Vendor string: AuthenticAMD Processor string: AMD Athlon(tm) 64 X2 Dual-Core Processor TK-55 Signature: Family=15 Model=104 Stepping=1 Features: MMX FXSR SSE SSE2 SSE3 3DNow! 3DNow!+ MMX+ AMD64 HTT Multithreading: 2 threads / 2 cores Family=F Model=8 Stepping=1 Data caches: Level 1 size=8K, ways=2 linesize=32 Level 2 size=256K, ways=16 linesize=0 Level 3 size=4194303K, ways=1 linesize=0 The same data is reported by CPU-Z.
Sep 10 2008
prev sibling next sibling parent reply "Craig Black" <craigblack2 cox.net> writes:
Don,

Very good work on all this stuff!!  I didn't realize that this was possible 
to do.  Once you get the cache sizes it would be beneficial to know what 
regions of memory are currently loaded into cache and RAM.  Do you know if 
this can be done?

If such information was available, it would be possible to write a "memory 
optimizer" that would work on special data structures that could be moved 
around on the heap.  Objects that are accessed frequently could be moved 
around to improve locality of reference.

-Craig 
Sep 10 2008
parent Don <nospam nospam.com.au> writes:
Craig Black wrote:
 Don,
 
 Very good work on all this stuff!!  I didn't realize that this was 
 possible to do.  Once you get the cache sizes it would be beneficial to 
 know what regions of memory are currently loaded into cache and RAM.  Do 
 you know if this can be done?

I don't think that's possible. One thing you can do, though, is use the performance counters to measure how many cache misses you're getting. (There are performance counters for L1 read misses, L1 write misses, L2 misses, # L2 lines evicted from cache, etc). Requires a small kernel mode driver, though, so can't be used for client code.

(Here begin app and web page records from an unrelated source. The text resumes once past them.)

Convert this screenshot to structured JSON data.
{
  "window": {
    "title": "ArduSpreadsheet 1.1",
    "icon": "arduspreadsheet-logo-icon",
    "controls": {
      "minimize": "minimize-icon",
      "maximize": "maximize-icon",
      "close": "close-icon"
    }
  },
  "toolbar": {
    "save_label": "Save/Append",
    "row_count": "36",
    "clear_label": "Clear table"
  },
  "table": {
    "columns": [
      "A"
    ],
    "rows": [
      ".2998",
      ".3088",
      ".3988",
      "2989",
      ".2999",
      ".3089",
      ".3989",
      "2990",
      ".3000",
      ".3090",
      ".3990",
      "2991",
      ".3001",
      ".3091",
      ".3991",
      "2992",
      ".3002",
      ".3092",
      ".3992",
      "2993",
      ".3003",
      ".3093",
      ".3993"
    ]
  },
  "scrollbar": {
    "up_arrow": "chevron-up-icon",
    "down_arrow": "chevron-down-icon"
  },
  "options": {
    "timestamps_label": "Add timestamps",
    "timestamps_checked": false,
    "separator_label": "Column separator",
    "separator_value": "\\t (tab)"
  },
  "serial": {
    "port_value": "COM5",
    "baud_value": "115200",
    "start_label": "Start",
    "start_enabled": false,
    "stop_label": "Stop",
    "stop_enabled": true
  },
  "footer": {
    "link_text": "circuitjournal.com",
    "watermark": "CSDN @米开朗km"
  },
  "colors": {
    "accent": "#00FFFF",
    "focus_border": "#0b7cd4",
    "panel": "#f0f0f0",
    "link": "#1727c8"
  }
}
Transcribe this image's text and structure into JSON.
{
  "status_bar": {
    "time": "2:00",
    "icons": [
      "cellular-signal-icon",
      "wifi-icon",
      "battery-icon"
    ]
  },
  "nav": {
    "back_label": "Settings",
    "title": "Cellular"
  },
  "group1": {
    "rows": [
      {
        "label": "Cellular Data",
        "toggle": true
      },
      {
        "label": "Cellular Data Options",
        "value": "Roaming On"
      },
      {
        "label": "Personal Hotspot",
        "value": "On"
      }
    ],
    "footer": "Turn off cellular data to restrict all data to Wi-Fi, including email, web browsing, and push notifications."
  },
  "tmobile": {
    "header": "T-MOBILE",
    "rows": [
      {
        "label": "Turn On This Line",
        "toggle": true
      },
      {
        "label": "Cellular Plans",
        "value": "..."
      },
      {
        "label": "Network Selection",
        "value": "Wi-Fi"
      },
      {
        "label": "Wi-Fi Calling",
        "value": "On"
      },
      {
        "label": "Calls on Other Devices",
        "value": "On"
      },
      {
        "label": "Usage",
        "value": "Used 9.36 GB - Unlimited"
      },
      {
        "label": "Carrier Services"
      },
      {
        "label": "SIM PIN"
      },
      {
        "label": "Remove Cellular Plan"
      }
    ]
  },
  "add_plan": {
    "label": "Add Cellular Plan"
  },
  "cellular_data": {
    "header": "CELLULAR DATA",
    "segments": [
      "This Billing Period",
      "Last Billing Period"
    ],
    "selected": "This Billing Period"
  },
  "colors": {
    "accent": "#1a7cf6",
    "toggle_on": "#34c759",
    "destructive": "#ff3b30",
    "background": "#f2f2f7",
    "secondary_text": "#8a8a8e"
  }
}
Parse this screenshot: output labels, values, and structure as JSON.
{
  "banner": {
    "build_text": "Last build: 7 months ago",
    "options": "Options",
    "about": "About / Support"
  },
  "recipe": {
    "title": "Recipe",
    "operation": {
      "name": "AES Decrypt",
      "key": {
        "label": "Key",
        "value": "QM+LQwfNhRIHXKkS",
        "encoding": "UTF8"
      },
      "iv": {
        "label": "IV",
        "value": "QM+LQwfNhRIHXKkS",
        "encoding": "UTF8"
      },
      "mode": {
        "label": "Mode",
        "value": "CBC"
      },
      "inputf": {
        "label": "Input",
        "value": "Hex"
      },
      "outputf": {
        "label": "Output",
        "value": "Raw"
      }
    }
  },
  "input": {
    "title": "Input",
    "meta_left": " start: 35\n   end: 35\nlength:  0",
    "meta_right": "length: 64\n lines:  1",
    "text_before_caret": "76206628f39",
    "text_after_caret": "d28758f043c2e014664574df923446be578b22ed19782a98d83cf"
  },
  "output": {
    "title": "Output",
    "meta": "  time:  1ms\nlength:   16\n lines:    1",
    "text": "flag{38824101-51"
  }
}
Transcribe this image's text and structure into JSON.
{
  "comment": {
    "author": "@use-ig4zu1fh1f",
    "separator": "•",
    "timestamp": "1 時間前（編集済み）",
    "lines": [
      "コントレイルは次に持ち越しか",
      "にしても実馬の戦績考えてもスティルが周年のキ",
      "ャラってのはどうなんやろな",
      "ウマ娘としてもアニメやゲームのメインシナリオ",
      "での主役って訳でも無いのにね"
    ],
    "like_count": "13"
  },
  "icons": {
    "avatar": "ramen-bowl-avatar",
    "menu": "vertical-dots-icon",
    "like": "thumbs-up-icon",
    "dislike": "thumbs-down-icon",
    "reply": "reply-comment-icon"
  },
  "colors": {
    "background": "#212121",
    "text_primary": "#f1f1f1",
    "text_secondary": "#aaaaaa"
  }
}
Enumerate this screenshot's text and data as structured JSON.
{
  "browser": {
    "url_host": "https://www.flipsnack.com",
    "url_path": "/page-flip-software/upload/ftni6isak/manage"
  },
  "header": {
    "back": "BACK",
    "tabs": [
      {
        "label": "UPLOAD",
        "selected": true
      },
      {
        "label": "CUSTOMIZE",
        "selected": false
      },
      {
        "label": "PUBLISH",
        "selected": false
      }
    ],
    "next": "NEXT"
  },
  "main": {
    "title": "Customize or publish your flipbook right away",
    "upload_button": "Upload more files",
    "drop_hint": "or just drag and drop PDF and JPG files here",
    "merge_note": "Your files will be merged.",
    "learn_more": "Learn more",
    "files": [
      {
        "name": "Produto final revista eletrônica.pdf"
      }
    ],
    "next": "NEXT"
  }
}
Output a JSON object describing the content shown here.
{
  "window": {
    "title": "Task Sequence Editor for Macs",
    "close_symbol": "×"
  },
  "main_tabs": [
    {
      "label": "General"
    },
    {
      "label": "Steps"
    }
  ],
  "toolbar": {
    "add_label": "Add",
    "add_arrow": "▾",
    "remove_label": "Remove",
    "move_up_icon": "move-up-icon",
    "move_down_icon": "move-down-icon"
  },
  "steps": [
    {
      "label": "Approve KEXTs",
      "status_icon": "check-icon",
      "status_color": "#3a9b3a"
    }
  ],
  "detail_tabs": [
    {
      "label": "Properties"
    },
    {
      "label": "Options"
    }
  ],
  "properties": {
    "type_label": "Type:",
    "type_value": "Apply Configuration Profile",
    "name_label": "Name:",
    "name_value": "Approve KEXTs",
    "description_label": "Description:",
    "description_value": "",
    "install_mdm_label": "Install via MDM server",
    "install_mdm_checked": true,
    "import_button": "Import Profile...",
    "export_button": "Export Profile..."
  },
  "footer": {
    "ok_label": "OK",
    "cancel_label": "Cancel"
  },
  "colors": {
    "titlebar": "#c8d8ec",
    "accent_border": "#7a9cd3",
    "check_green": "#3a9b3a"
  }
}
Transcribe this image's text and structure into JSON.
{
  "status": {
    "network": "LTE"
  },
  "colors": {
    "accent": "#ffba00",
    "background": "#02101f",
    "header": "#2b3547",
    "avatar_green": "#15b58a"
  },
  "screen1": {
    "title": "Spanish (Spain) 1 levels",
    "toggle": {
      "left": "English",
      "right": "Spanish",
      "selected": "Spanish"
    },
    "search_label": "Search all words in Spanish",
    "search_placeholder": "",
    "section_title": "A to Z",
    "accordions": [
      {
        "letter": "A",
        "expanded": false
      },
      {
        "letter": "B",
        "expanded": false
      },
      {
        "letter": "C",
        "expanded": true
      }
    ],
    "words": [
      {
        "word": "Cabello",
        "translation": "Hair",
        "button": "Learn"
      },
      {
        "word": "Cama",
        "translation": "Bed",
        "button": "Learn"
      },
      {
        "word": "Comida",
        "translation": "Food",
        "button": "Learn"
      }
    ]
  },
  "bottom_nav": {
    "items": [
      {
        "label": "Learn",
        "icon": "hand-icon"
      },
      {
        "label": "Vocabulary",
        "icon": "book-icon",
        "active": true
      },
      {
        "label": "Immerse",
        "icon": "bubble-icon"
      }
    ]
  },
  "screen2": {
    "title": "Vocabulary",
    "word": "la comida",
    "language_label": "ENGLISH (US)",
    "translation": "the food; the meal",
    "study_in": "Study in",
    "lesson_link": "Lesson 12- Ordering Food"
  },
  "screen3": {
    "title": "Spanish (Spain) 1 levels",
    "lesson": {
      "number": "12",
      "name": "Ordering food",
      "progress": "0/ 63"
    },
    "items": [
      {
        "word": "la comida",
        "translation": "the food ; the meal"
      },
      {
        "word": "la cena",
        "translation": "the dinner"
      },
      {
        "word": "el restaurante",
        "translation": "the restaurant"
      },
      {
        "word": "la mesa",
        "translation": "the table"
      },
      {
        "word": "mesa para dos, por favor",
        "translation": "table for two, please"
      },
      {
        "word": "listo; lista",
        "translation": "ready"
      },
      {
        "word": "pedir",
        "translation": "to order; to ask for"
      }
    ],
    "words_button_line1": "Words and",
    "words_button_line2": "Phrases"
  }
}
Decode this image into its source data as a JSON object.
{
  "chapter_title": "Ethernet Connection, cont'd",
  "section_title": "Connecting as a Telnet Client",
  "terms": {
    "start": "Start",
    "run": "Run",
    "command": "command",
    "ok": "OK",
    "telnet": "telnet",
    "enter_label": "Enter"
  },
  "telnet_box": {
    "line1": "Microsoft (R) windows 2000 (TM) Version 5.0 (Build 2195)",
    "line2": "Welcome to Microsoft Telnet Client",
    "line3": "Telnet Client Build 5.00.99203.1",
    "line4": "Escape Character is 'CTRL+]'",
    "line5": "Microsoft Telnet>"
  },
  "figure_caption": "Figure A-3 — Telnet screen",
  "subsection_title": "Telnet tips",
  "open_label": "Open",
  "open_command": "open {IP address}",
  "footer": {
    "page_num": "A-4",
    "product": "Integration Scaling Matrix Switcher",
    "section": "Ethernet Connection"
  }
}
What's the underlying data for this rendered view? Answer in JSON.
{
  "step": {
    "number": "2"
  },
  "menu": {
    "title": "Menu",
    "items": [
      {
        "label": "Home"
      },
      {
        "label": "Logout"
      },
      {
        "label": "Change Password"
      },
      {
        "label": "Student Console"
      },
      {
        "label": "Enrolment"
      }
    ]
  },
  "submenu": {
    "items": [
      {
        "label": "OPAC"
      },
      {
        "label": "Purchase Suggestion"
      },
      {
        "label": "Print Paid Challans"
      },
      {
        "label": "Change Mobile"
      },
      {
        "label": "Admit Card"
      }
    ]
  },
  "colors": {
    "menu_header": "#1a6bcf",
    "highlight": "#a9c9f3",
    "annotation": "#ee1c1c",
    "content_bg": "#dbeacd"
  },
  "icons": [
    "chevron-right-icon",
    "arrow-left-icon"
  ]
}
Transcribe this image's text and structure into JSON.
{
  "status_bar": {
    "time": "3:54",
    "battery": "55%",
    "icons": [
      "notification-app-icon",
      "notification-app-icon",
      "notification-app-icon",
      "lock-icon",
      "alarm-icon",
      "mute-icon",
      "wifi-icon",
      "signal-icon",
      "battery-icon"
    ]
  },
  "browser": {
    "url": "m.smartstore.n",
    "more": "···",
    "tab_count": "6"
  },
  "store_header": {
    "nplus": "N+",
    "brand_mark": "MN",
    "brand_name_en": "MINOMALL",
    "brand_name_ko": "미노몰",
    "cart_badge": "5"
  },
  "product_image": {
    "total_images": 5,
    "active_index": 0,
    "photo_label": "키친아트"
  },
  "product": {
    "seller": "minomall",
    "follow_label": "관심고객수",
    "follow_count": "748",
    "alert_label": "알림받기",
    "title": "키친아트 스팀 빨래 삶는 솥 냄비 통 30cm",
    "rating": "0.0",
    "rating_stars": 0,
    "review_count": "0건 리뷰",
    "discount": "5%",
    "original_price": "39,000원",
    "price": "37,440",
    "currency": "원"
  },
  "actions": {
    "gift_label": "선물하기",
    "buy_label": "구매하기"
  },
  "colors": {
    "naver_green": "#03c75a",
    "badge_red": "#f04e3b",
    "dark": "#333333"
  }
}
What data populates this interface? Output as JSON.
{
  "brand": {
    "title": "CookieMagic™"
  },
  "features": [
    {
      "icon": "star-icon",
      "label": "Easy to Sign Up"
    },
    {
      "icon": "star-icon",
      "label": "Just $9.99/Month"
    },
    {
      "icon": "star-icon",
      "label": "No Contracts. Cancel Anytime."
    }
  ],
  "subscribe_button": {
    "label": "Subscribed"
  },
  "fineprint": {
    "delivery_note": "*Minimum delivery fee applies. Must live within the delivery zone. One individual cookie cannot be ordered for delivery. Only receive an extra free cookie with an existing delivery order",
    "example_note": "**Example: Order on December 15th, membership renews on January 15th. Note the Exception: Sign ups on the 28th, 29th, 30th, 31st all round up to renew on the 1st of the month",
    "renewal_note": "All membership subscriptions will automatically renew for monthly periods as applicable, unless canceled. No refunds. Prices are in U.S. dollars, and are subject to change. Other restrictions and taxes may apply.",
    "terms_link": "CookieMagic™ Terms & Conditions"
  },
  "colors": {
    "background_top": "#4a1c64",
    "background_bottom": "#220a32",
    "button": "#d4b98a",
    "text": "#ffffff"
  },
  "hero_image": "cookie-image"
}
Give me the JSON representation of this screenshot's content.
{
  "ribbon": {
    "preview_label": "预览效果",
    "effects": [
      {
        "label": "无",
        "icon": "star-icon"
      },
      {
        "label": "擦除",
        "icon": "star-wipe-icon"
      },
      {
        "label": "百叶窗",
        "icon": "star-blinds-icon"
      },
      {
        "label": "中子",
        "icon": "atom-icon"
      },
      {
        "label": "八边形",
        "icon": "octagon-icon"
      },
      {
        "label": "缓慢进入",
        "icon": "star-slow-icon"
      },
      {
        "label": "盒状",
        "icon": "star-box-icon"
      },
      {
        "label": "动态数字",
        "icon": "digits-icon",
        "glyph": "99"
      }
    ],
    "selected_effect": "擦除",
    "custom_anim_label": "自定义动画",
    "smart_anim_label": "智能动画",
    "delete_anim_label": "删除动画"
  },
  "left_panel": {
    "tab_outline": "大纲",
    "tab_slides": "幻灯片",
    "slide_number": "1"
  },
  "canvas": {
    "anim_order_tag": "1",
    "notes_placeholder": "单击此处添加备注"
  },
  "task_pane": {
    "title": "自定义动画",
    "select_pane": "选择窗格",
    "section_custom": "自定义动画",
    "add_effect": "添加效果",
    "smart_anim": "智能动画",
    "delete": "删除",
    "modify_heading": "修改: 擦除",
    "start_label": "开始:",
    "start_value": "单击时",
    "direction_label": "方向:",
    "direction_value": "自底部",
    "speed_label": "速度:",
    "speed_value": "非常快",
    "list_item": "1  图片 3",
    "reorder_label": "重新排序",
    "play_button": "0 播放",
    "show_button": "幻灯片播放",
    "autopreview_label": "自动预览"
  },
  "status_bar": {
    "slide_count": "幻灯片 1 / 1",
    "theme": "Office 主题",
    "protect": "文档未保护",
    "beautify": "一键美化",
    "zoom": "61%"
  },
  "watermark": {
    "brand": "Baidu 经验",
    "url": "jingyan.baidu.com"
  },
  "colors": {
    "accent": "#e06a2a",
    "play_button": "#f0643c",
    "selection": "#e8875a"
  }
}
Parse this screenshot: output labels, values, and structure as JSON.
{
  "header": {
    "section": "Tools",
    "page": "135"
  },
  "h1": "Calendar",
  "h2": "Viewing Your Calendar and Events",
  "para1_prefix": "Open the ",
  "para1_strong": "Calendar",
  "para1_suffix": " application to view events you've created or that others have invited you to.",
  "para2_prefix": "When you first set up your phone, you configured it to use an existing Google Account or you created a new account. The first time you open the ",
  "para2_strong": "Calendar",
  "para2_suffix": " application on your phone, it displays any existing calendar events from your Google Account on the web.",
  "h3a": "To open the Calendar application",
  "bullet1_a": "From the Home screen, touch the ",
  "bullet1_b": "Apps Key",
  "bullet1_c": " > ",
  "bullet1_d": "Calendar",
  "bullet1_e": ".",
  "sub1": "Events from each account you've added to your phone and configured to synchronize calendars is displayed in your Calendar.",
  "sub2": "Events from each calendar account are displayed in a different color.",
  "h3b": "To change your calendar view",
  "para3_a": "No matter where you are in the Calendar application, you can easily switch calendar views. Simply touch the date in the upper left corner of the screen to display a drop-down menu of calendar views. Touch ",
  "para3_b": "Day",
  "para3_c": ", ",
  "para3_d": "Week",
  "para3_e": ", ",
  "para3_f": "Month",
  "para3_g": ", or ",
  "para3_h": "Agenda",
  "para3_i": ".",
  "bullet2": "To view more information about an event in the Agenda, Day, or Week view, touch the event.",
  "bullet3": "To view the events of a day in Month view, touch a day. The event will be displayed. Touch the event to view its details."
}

But it's what I use for development -- you can learn a lot with it.
 If such information was available, it would be possible to write a 
 "memory optimizer" that would work on special data structures that could 
 be moved around on the heap.  Objects that are accessed frequently could 
 be moved around to improve locality of reference.

Nice idea. Still, the most important things can be done at compile time. (especially, making sure that arrays of structs are sensibly arranged).
Sep 11 2008
prev sibling parent Bruno Medeiros <brunodomedeiros+spam com.gmail> writes:
Don wrote:
 To implement efficient memory-intensive operations (memcpy, array 
 operations, matrix multiplication, etc), you really need to know the 
 sizes of the data caches.
 Although most modern CPUs provide methods to determine the sizes of 
 their built-in caches, it's a complete pigs breakfast. There are 
 multiple complicated methods, and documentation is scant.
 I've written some code to make this mess usable, and provide what you 
 really want. For each level of cache, the code provides size in KB, ways 
 of associativity, and the cache line size.
 
 The attached code should eventually become part of std.cpuid, and an 
 equivalent module in Tango. But, it needs significant further testing.
 
 Please compile and run the code, and report the results. Any results 
 would be useful, but particularly valuable would be:
 (1) Multicore AMD machines;
 (2) Early AMD machines (K6 or earlier).
 (3) Early Intel machines;
 (4) anything from another manufacturer.
 (5) any crashes or obvious bugs.
 
 Public domain.
 

Vendor string: AuthenticAMD Processor string: AMD Athlon(tm) 64 X2 Dual Core Processor 5000+ Signature: Family=15 Model=107 Stepping=2 Features: MMX FXSR SSE SSE2 SSE3 3DNow! 3DNow!+ MMX+ AMD64 HTT Multithreading: 2 threads / 2 cores Family=F Model=6B Stepping=2 Data caches: Level 1 size=8K, ways=2 linesize=32 Level 2 size=512K, ways=16 linesize=64 Level 3 size=4194303K, ways=1 linesize=64 -- Bruno Medeiros - Software Developer, MSc. in CS/E graduate http://www.prowiki.org/wiki4d/wiki.cgi?BrunoMedeiros#D
Sep 23 2008